→ What is needed
Every entry below is to be copied word for word, with its pictures removed.

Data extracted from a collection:
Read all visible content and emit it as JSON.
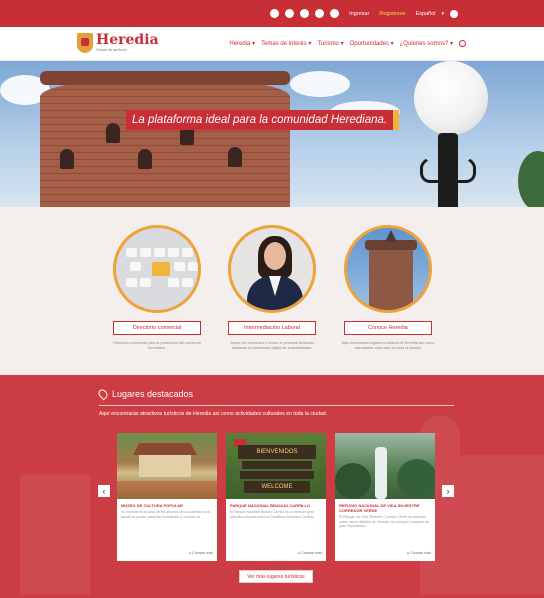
{
  "topbar": {
    "social": [
      "twitter-icon",
      "facebook-icon",
      "youtube-icon",
      "instagram-icon",
      "pinterest-icon"
    ],
    "login": "Ingresar",
    "register": "Registrese",
    "language": "Español",
    "language_caret": "▾",
    "accessibility_icon": "accessibility-icon"
  },
  "header": {
    "logo_name": "Heredia",
    "logo_sub": "Ciudad de las flores",
    "nav": [
      "Heredia ▾",
      "Temas de interés ▾",
      "Turismo ▾",
      "Oportunidades ▾",
      "¿Quienes somos? ▾"
    ],
    "search_icon": "search-icon"
  },
  "hero": {
    "banner": "La plataforma ideal para la comunidad Herediana."
  },
  "services": [
    {
      "button": "Directorio comercial",
      "desc": "Directorio comercial para la promoción del comercio herediano."
    },
    {
      "button": "Intermediación Laboral",
      "desc": "Jeque tus currículos e incluir el personal deseado mediante la plataforma digital de empleabilidad."
    },
    {
      "button": "Conoce Heredia",
      "desc": "Aquí encontrará lugares turísticos de Heredia así como actividades culturales en toda la ciudad."
    }
  ],
  "places": {
    "title": "Lugares destacados",
    "intro": "Aquí encontrarás atractivos turísticos de Heredia así como actividades culturales en toda la ciudad.",
    "cards": [
      {
        "title": "MUSEO DE CULTURA POPULAR",
        "text": "Su esencia es la casa de los abuelos de la sociedad rural, donde se puede sustentar la tradición y conocer su...",
        "more": "▸ Conocer más"
      },
      {
        "title": "PARQUE NACIONAL BRAULIO CARRILLO",
        "text": "El Parque Nacional Braulio Carrillo es un área de gran atractivo ubicado entre la Cordillera Volcánica Central...",
        "more": "▸ Conocer más"
      },
      {
        "title": "REFUGIO NACIONAL DE VIDA SILVESTRE CORREDOR VERDE",
        "text": "El Refugio de Vida Silvestre Corredor Verde se extiende sobre varios distritos de Heredia, se protegen bosques de gran importancia...",
        "more": "▸ Conocer más"
      }
    ],
    "welcome_sign_1": "BIENVENIDOS",
    "welcome_sign_2": "WELCOME",
    "prev": "‹",
    "next": "›",
    "all_button": "Ver más lugares turísticos"
  }
}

→ Expected output
Read all visible content and emit it as JSON.
{
  "topbar": {
    "social": [
      "twitter-icon",
      "facebook-icon",
      "youtube-icon",
      "instagram-icon",
      "pinterest-icon"
    ],
    "login": "Ingresar",
    "register": "Registrese",
    "language": "Español",
    "language_caret": "▾",
    "accessibility_icon": "accessibility-icon"
  },
  "header": {
    "logo_name": "Heredia",
    "logo_sub": "Ciudad de las flores",
    "nav": [
      "Heredia ▾",
      "Temas de interés ▾",
      "Turismo ▾",
      "Oportunidades ▾",
      "¿Quienes somos? ▾"
    ],
    "search_icon": "search-icon"
  },
  "hero": {
    "banner": "La plataforma ideal para la comunidad Herediana."
  },
  "services": [
    {
      "button": "Directorio comercial",
      "desc": "Directorio comercial para la promoción del comercio herediano."
    },
    {
      "button": "Intermediación Laboral",
      "desc": "Jeque tus currículos e incluir el personal deseado mediante la plataforma digital de empleabilidad."
    },
    {
      "button": "Conoce Heredia",
      "desc": "Aquí encontrará lugares turísticos de Heredia así como actividades culturales en toda la ciudad."
    }
  ],
  "places": {
    "title": "Lugares destacados",
    "intro": "Aquí encontrarás atractivos turísticos de Heredia así como actividades culturales en toda la ciudad.",
    "cards": [
      {
        "title": "MUSEO DE CULTURA POPULAR",
        "text": "Su esencia es la casa de los abuelos de la sociedad rural, donde se puede sustentar la tradición y conocer su...",
        "more": "▸ Conocer más"
      },
      {
        "title": "PARQUE NACIONAL BRAULIO CARRILLO",
        "text": "El Parque Nacional Braulio Carrillo es un área de gran atractivo ubicado entre la Cordillera Volcánica Central...",
        "more": "▸ Conocer más"
      },
      {
        "title": "REFUGIO NACIONAL DE VIDA SILVESTRE CORREDOR VERDE",
        "text": "El Refugio de Vida Silvestre Corredor Verde se extiende sobre varios distritos de Heredia, se protegen bosques de gran importancia...",
        "more": "▸ Conocer más"
      }
    ],
    "welcome_sign_1": "BIENVENIDOS",
    "welcome_sign_2": "WELCOME",
    "prev": "‹",
    "next": "›",
    "all_button": "Ver más lugares turísticos"
  }
}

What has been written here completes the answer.